The exact speed of blind lizards is not known, but to avoid predation and in order to catch prey, they move quite fast. Their tails help them to avoid predation.
How much does a Dibamidae weigh?
The weight of dibamids is not known.
What are the male and female names of the species?
There are no specific names given to the male and females lizards of the Dibamidae family. Males possess small flap-live hind limbs, unlike females.
What would you call a baby Dibamidae?
No particular name is given to the babies of blind lizards.
What do they eat?
Are they poisonous?
No, blind lizards are not venomous or poisonous and do not pose any threats to humans. However, they have teeth and can bite if someone tries to provoke them. Also, these lizards carry a bacteria known as Salmonella that can cause serious sickness to humans. The bacteria spread by contact with amphibians and reptiles.
Would they make a good pet?
People generally consider several species of skinks as pets as they are quite friendly and easy to tame. They easily get accustomed to man-made habitats. If proper maintenance and hygiene are maintained, these lizards could survive more years than usual. But the population of many species of the Dimadae family is declining, so keeping them as pets might not be allowed in some countries.
Did you know...
The largest surviving skink species, the Solomon Islands skink could reach a length of 32 in (81 cm) while the little brown skink is the smallest extant species. The average length of the species is around 3 in (7.5 cm).
Are Dibamidae blind?
Yes, the species of the Dibamidae family are blind and their eyes are covered with scales, hence, they are also known as blind skinks. These blind lizards even lack limbs and palatal teeth, but their tongues help them to communicate.
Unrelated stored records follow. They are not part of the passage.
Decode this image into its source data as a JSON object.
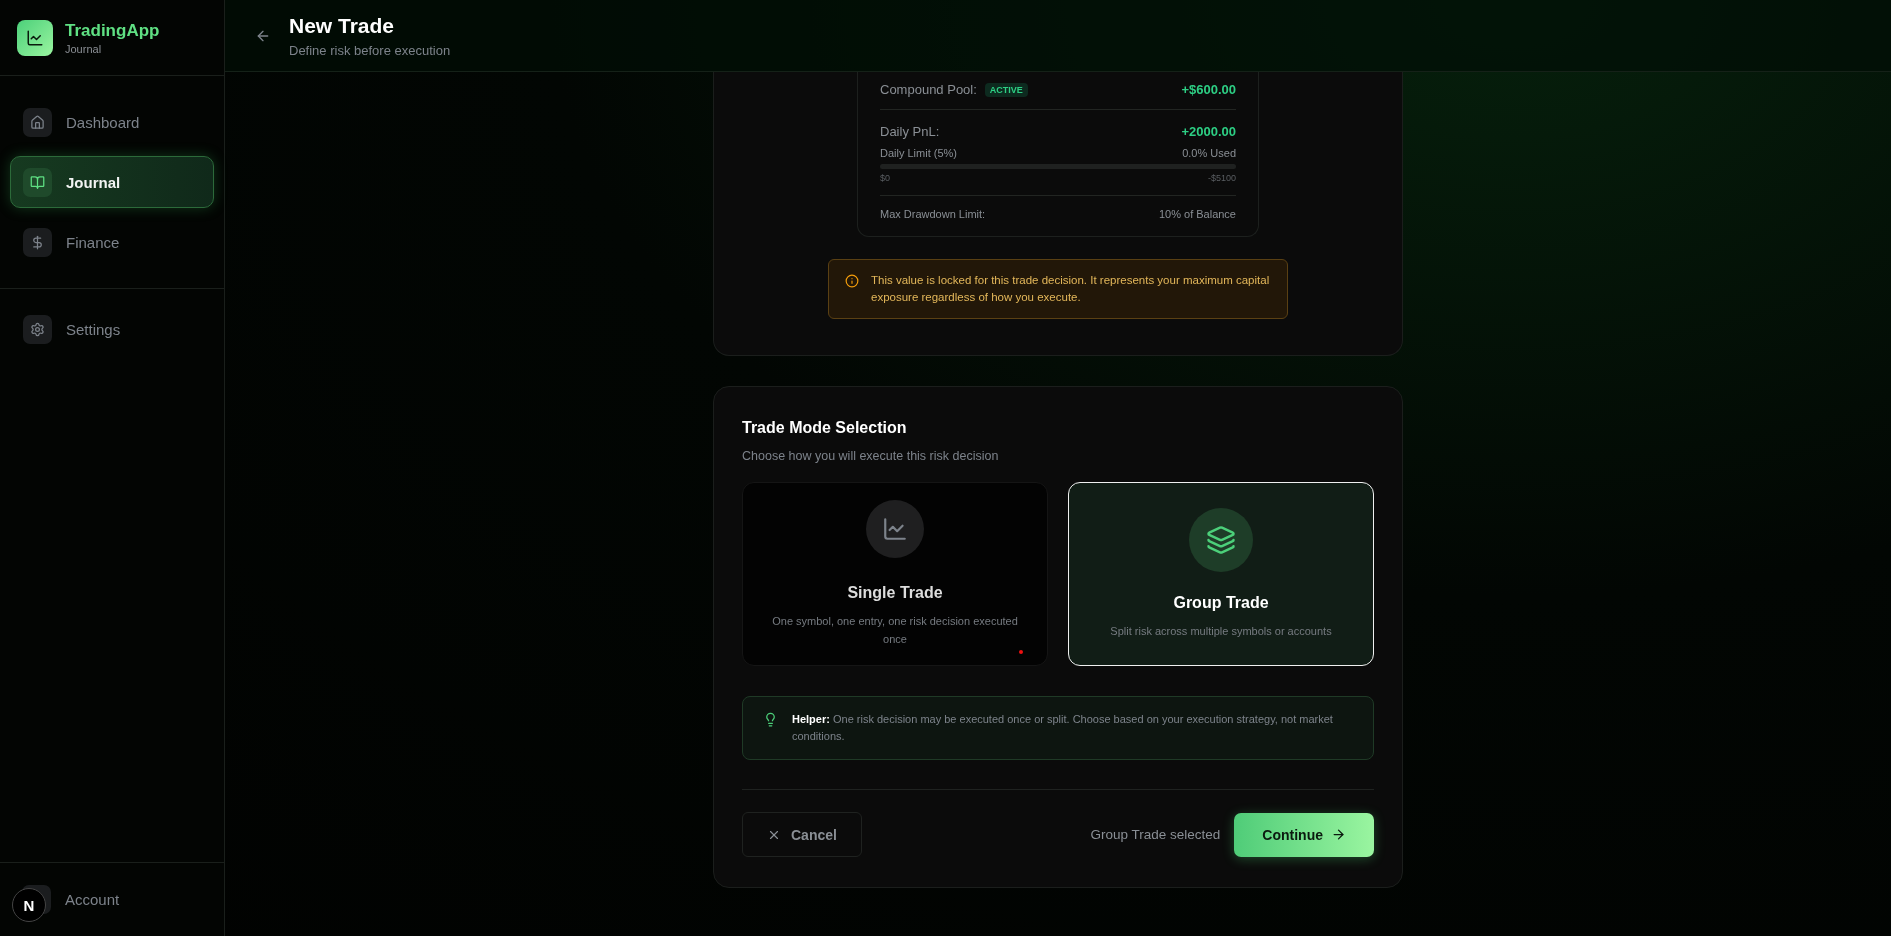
{
  "sidebar": {
    "app_name": "TradingApp",
    "app_subtitle": "Journal",
    "sections": [
      [
        {
          "label": "Dashboard",
          "selected": false
        },
        {
          "label": "Journal",
          "selected": true
        },
        {
          "label": "Finance",
          "selected": false
        }
      ],
      [
        {
          "label": "Settings",
          "selected": false
        }
      ]
    ],
    "account": "Account",
    "dev_badge": "N"
  },
  "header": {
    "title": "New Trade",
    "subtitle": "Define risk before execution"
  },
  "risk_summary": {
    "compound_pool": {
      "label": "Compound Pool:",
      "badge": "ACTIVE",
      "value": "+$600.00"
    },
    "daily_pnl": {
      "label": "Daily PnL:",
      "value": "+2000.00"
    },
    "daily_limit": {
      "label": "Daily Limit (5%)",
      "reading": "0.0% Used",
      "level": 0,
      "min_label": "$0",
      "max_label": "-$5100"
    },
    "max_drawdown": {
      "label": "Max Drawdown Limit:",
      "value": "10% of Balance"
    },
    "notice": "This value is locked for this trade decision. It represents your maximum capital exposure regardless of how you execute."
  },
  "trade_mode": {
    "title": "Trade Mode Selection",
    "subtitle": "Choose how you will execute this risk decision",
    "options": [
      {
        "kind": "single",
        "title": "Single Trade",
        "description": "One symbol, one entry, one risk decision executed once",
        "selected": false
      },
      {
        "kind": "group",
        "title": "Group Trade",
        "description": "Split risk across multiple symbols or accounts",
        "selected": true
      }
    ],
    "helper": "**Helper:** One risk decision may be executed once or split. Choose based on your execution strategy, not market conditions.",
    "cancel": "Cancel",
    "status": "Group Trade selected",
    "continue": "Continue"
  }
}
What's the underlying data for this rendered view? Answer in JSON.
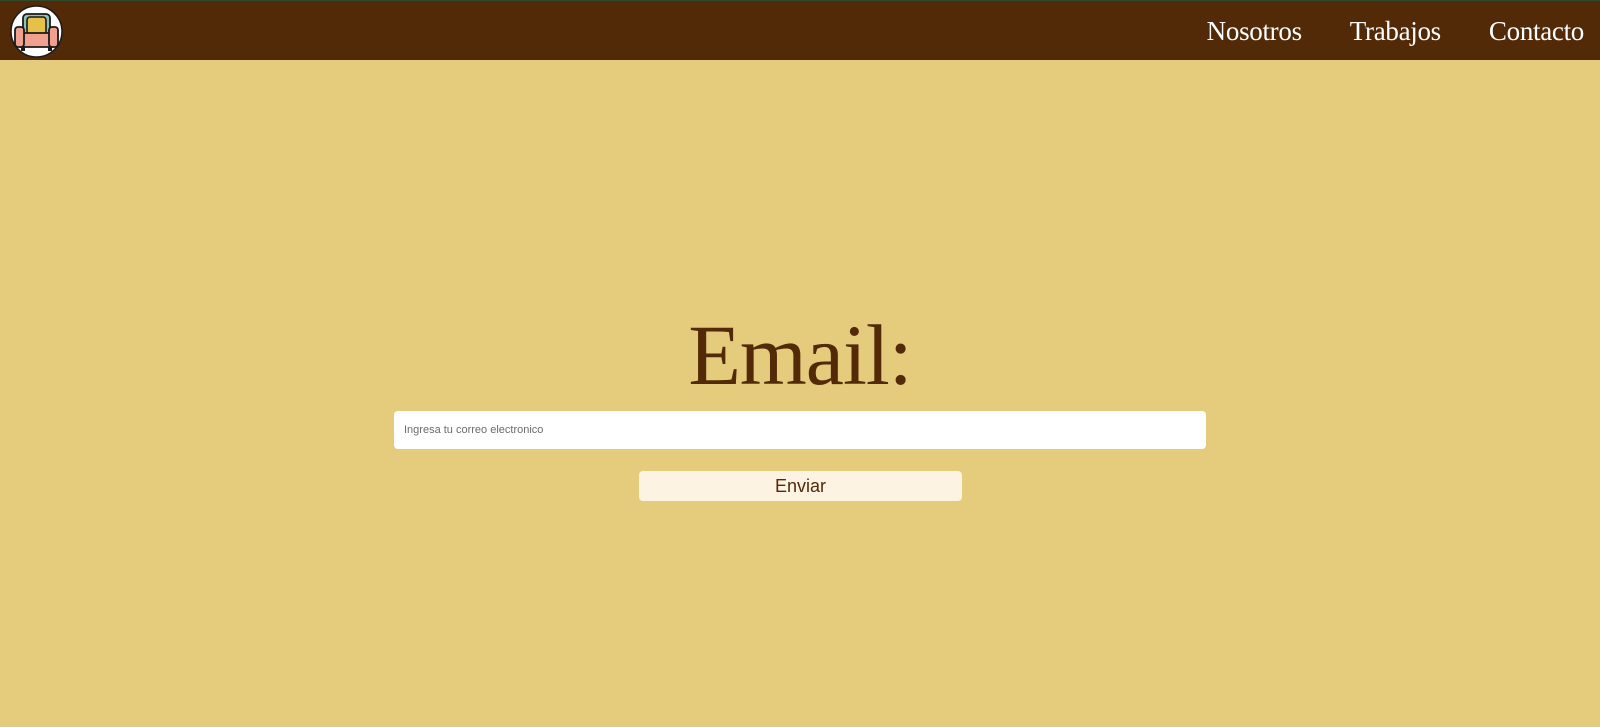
{
  "header": {
    "logo_icon": "armchair-logo-icon",
    "nav_items": [
      {
        "label": "Nosotros"
      },
      {
        "label": "Trabajos"
      },
      {
        "label": "Contacto"
      }
    ]
  },
  "main": {
    "heading": "Email:",
    "email_input": {
      "value": "",
      "placeholder": "Ingresa tu correo electronico"
    },
    "submit_label": "Enviar"
  },
  "colors": {
    "header_bg": "#522a08",
    "page_bg": "#e5cb7c",
    "heading_text": "#522a08",
    "button_bg": "#fdf3e3",
    "nav_text": "#ffffff"
  }
}
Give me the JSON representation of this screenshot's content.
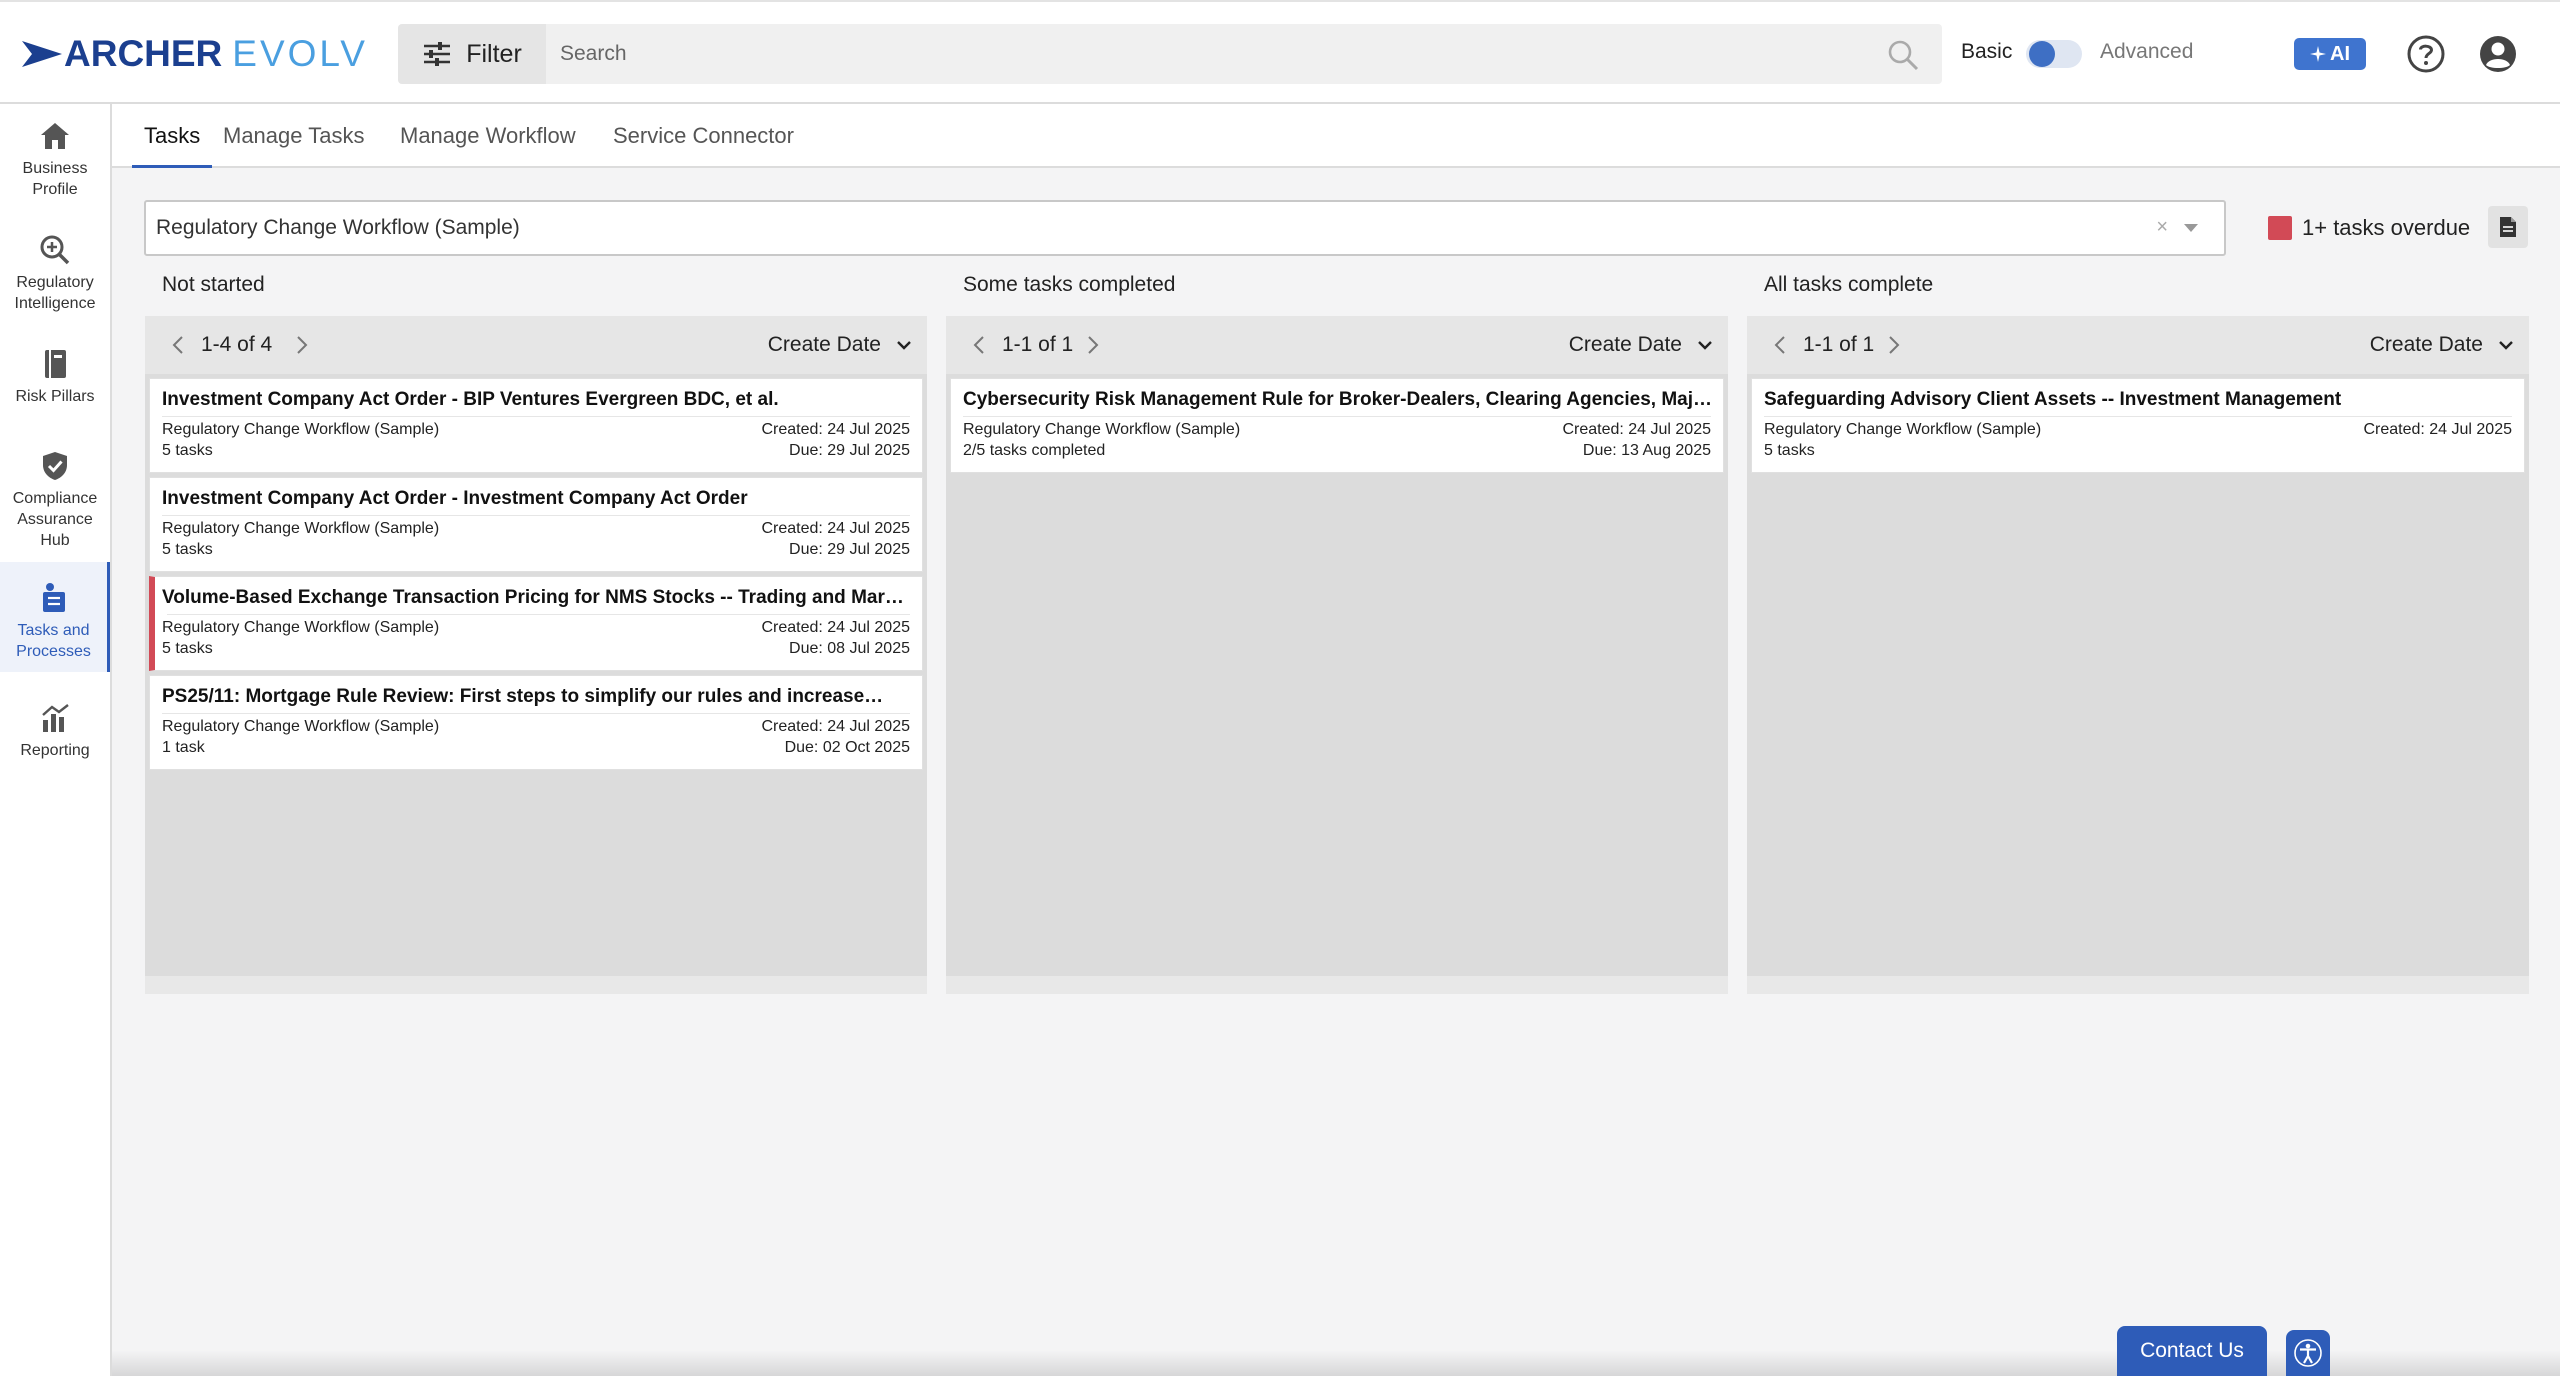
{
  "header": {
    "logo_archer": "ARCHER",
    "logo_evolv": "EVOLV",
    "filter_label": "Filter",
    "search_placeholder": "Search",
    "mode_basic": "Basic",
    "mode_advanced": "Advanced",
    "ai_label": "AI",
    "toggle_state": "basic"
  },
  "sidebar": {
    "items": [
      {
        "label": "Business Profile",
        "icon": "home-icon"
      },
      {
        "label": "Regulatory Intelligence",
        "icon": "magnify-icon"
      },
      {
        "label": "Risk Pillars",
        "icon": "book-icon"
      },
      {
        "label": "Compliance Assurance Hub",
        "icon": "shield-check-icon"
      },
      {
        "label": "Tasks and Processes",
        "icon": "tasks-icon",
        "active": true
      },
      {
        "label": "Reporting",
        "icon": "chart-icon"
      }
    ]
  },
  "tabs": [
    {
      "label": "Tasks",
      "active": true
    },
    {
      "label": "Manage Tasks"
    },
    {
      "label": "Manage Workflow"
    },
    {
      "label": "Service Connector"
    }
  ],
  "workflow_select": {
    "value": "Regulatory Change Workflow (Sample)",
    "clear": "×"
  },
  "legend": {
    "text": "1+ tasks overdue",
    "color": "#d24a56"
  },
  "columns": [
    {
      "title": "Not started",
      "pagination": "1-4 of 4",
      "sort": "Create Date",
      "cards": [
        {
          "title": "Investment Company Act Order - BIP Ventures Evergreen BDC, et al.",
          "workflow": "Regulatory Change Workflow (Sample)",
          "sub": "5 tasks",
          "created": "Created: 24 Jul 2025",
          "due": "Due: 29 Jul 2025",
          "overdue": false
        },
        {
          "title": "Investment Company Act Order - Investment Company Act Order",
          "workflow": "Regulatory Change Workflow (Sample)",
          "sub": "5 tasks",
          "created": "Created: 24 Jul 2025",
          "due": "Due: 29 Jul 2025",
          "overdue": false
        },
        {
          "title": "Volume-Based Exchange Transaction Pricing for NMS Stocks -- Trading and Markets",
          "workflow": "Regulatory Change Workflow (Sample)",
          "sub": "5 tasks",
          "created": "Created: 24 Jul 2025",
          "due": "Due: 08 Jul 2025",
          "overdue": true
        },
        {
          "title": "PS25/11: Mortgage Rule Review: First steps to simplify our rules and increase…",
          "workflow": "Regulatory Change Workflow (Sample)",
          "sub": "1 task",
          "created": "Created: 24 Jul 2025",
          "due": "Due: 02 Oct 2025",
          "overdue": false
        }
      ]
    },
    {
      "title": "Some tasks completed",
      "pagination": "1-1 of 1",
      "sort": "Create Date",
      "cards": [
        {
          "title": "Cybersecurity Risk Management Rule for Broker-Dealers, Clearing Agencies, Major…",
          "workflow": "Regulatory Change Workflow (Sample)",
          "sub": "2/5 tasks completed",
          "created": "Created: 24 Jul 2025",
          "due": "Due: 13 Aug 2025",
          "overdue": false
        }
      ]
    },
    {
      "title": "All tasks complete",
      "pagination": "1-1 of 1",
      "sort": "Create Date",
      "cards": [
        {
          "title": "Safeguarding Advisory Client Assets -- Investment Management",
          "workflow": "Regulatory Change Workflow (Sample)",
          "sub": "5 tasks",
          "created": "Created: 24 Jul 2025",
          "due": "",
          "overdue": false
        }
      ]
    }
  ],
  "footer": {
    "contact_label": "Contact Us"
  },
  "colors": {
    "accent": "#2e5cb8",
    "overdue": "#d24a56",
    "logo_dark": "#1b3f8f",
    "logo_light": "#4a9fe0"
  }
}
The tongues of male skinks give chemical signals and they flicker to find potential mates.
Types of Dibamidae
The family comprises two genera, Dibamus and Anelytropsis, that consist of 24 species. The Anelytropsis is monotypic and the Mexican blind lizard is the only species of the genus. Alfred's blind skink, Bogadek's burrowing lizard, Boo Liat's blind lizard, Flowers' blind lizard, white blind skink, Smith's blind skink, and Somsak's blind lizard are a few species of the Dibamus genus.
The species of the genus Dibamus have small tails compared to the Anelytropsis genus. The snout-vent length of the species of Dibamus is around 2-8 in (5-20 cm) while the SVL of Anelytropsis lizards is 3-7 in (8-18 cm). Also, species of the former genus have 18-33 rows of scales, while the Anelytropsis lizards have 19-25 rows of scales.
The species of the Dibamus genus are found in the late seral forest, woodland areas, while the Mexican blind lizard of the Anelytropsis genus dwells in deserts or xeric conditions. The blind lizards are found in western New Guinea, and several countries of Southeast Asia such as Indonesia, the Philippines. These lizards can also be spotted in a few countries of North America like Mexico. Studies also reveal that these lizards migrated to North America from Southeast Asia during the late Cretaceous period.
Fossils from the final epoch of the Paleogene period of the Valley of Lakes in Central Mongolia suggest that the extinct monotypic genus Hoeckosaurus belonged to the Dibamidae family.
Here at Kidadl, we have carefully created lots of interesting family-friendly animal facts for everyone to discover! Learn more about some other reptiles from our reticulated python facts and gopher snake facts pages.
You can even occupy yourself at home by coloring in one of our free printable angry snake coloring pages.